Another aspect of ‘disablism’ which has received some discussion by disability campaigners in the UK today is the decision by the ‘Leveson’ Inquiry into Media standards in the UK to dismiss representations made about the way the media portrays and represents disabled people. The Inquiry has decided that this issue is not important enough for it to hear any evidence about. When inquiries such as this do not consider that the way disabled people are portrayed is valuable and important and for it not to even consider the claims that media representations have led to abuse and hate crime fills me with despair.
Both these events have meant a lot to me, as a disabled person, parent of a child on the autistic spectrum and a disability rights campaigner. In reading and thinking about all the individual stories and messages some common themes come through all of these accounts.

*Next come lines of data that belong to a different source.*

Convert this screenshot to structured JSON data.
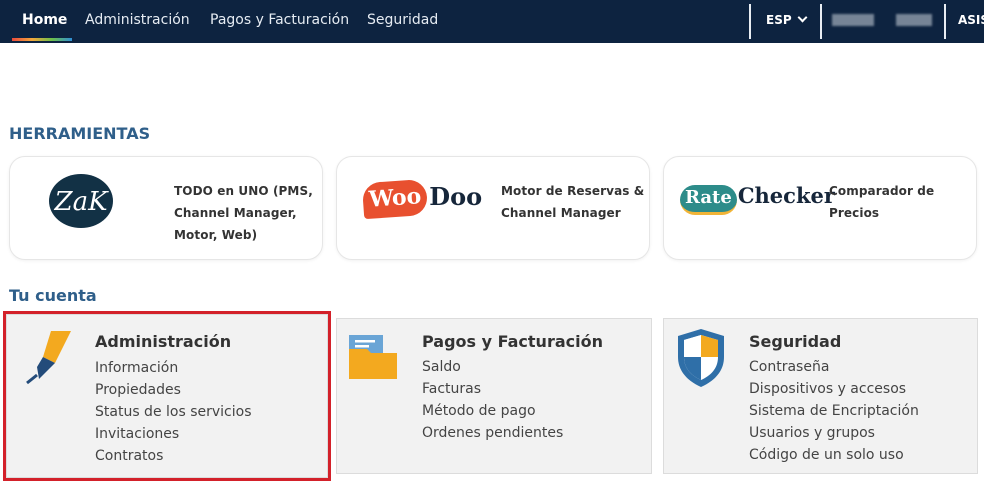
{
  "nav": {
    "home": "Home",
    "administracion": "Administración",
    "pagos": "Pagos y Facturación",
    "seguridad": "Seguridad",
    "language": "ESP",
    "user_cut": "ASIS"
  },
  "sections": {
    "herramientas": "HERRAMIENTAS",
    "tu_cuenta": "Tu cuenta"
  },
  "tools": [
    {
      "logo": "ZaK",
      "desc_lines": [
        "TODO en UNO (PMS,",
        "Channel Manager,",
        "Motor, Web)"
      ]
    },
    {
      "logo_a": "Woo",
      "logo_b": "Doo",
      "desc_lines": [
        "Motor de Reservas &",
        "Channel Manager"
      ]
    },
    {
      "logo_a": "Rate",
      "logo_b": "Checker",
      "desc_lines": [
        "Comparador de",
        "Precios"
      ]
    }
  ],
  "account": [
    {
      "title": "Administración",
      "icon": "fountain-pen-icon",
      "links": [
        "Información",
        "Propiedades",
        "Status de los servicios",
        "Invitaciones",
        "Contratos"
      ]
    },
    {
      "title": "Pagos y Facturación",
      "icon": "folder-icon",
      "links": [
        "Saldo",
        "Facturas",
        "Método de pago",
        "Ordenes pendientes"
      ]
    },
    {
      "title": "Seguridad",
      "icon": "shield-icon",
      "links": [
        "Contraseña",
        "Dispositivos y accesos",
        "Sistema de Encriptación",
        "Usuarios y grupos",
        "Código de un solo uso"
      ]
    }
  ],
  "colors": {
    "topbar": "#0d2340",
    "section_title": "#2f5f8a",
    "selected_outline": "#d3212a"
  }
}
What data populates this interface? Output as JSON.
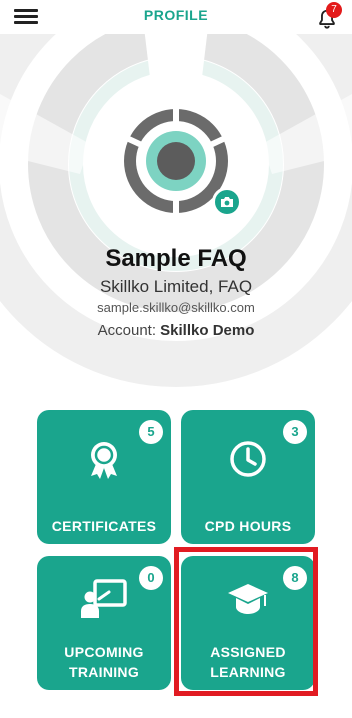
{
  "header": {
    "title": "PROFILE",
    "notification_count": "7"
  },
  "profile": {
    "name": "Sample FAQ",
    "company": "Skillko Limited, FAQ",
    "email": "sample.skillko@skillko.com",
    "account_label": "Account:",
    "account_value": "Skillko Demo"
  },
  "tiles": [
    {
      "label": "CERTIFICATES",
      "count": "5",
      "icon": "award-ribbon-icon"
    },
    {
      "label": "CPD HOURS",
      "count": "3",
      "icon": "clock-icon"
    },
    {
      "label_line1": "UPCOMING",
      "label_line2": "TRAINING",
      "count": "0",
      "icon": "presentation-icon"
    },
    {
      "label_line1": "ASSIGNED",
      "label_line2": "LEARNING",
      "count": "8",
      "icon": "graduation-cap-icon"
    }
  ],
  "colors": {
    "accent": "#1aa58d",
    "highlight": "#e11b22",
    "badge": "#e31b1b"
  }
}
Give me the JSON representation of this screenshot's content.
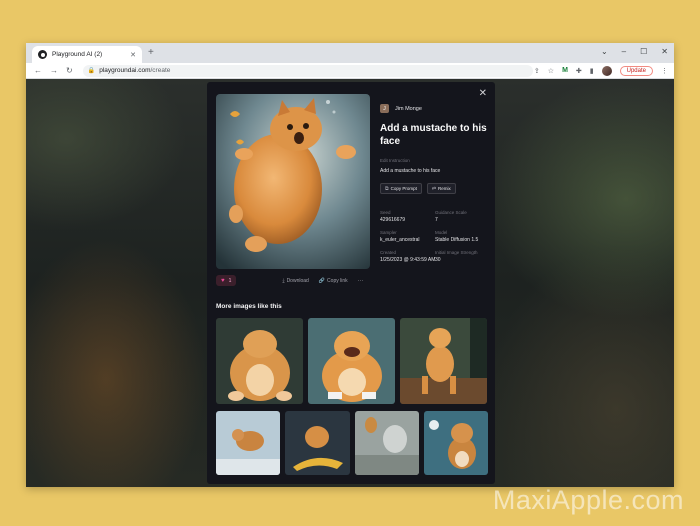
{
  "browser": {
    "tab_title": "Playground AI (2)",
    "new_tab": "+",
    "url_host": "playgroundai.com",
    "url_path": "/create",
    "update_label": "Update"
  },
  "modal": {
    "author_initial": "J",
    "author_name": "Jim Monge",
    "prompt_title": "Add a mustache to his face",
    "edit_instruction_label": "Edit Instruction",
    "edit_instruction_value": "Add a mustache to his face",
    "copy_prompt_label": "Copy Prompt",
    "remix_label": "Remix",
    "meta": [
      {
        "label": "Seed",
        "value": "429616679"
      },
      {
        "label": "Guidance Scale",
        "value": "7"
      },
      {
        "label": "Sampler",
        "value": "k_euler_ancestral"
      },
      {
        "label": "Model",
        "value": "Stable Diffusion 1.5"
      },
      {
        "label": "Created",
        "value": "1/25/2023 @ 9:43:59 AM"
      },
      {
        "label": "Initial Image Strength",
        "value": "30"
      }
    ],
    "likes": "1",
    "download_label": "Download",
    "copy_link_label": "Copy link",
    "more_label": "···",
    "more_images_heading": "More images like this"
  },
  "watermark": "MaxiApple.com"
}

The really important message is that everyone is an individual. Everyone has needs. and the people who are best able to tell others about those needs are the individuals themselves. Even for those who are not able to speak or express themselves in a conventional way it is about getting to know them, finding out what they like and what they don’t like.
Everyone has a value. Everyone has something to offer. We can all do and enjoy things, different things, in different ways, but we are all worth it.
People want rights. They want to be treated with respect and valued for what they can do.
People don’t want pity and patronising for what they can’t do.
This doesn’t mean that people don’t want help and support and that everything is easy and great. It means they want the right to define what is hard, what the challenges are and to be valued enough to receive the support that they need.
This is a very different post to my previous entries, but I felt I wanted to share my thoughts as these are such important issues to me and they are the values that underly how we try to live life as a disabled family and are inherant in the work I do.
Thanks for reading.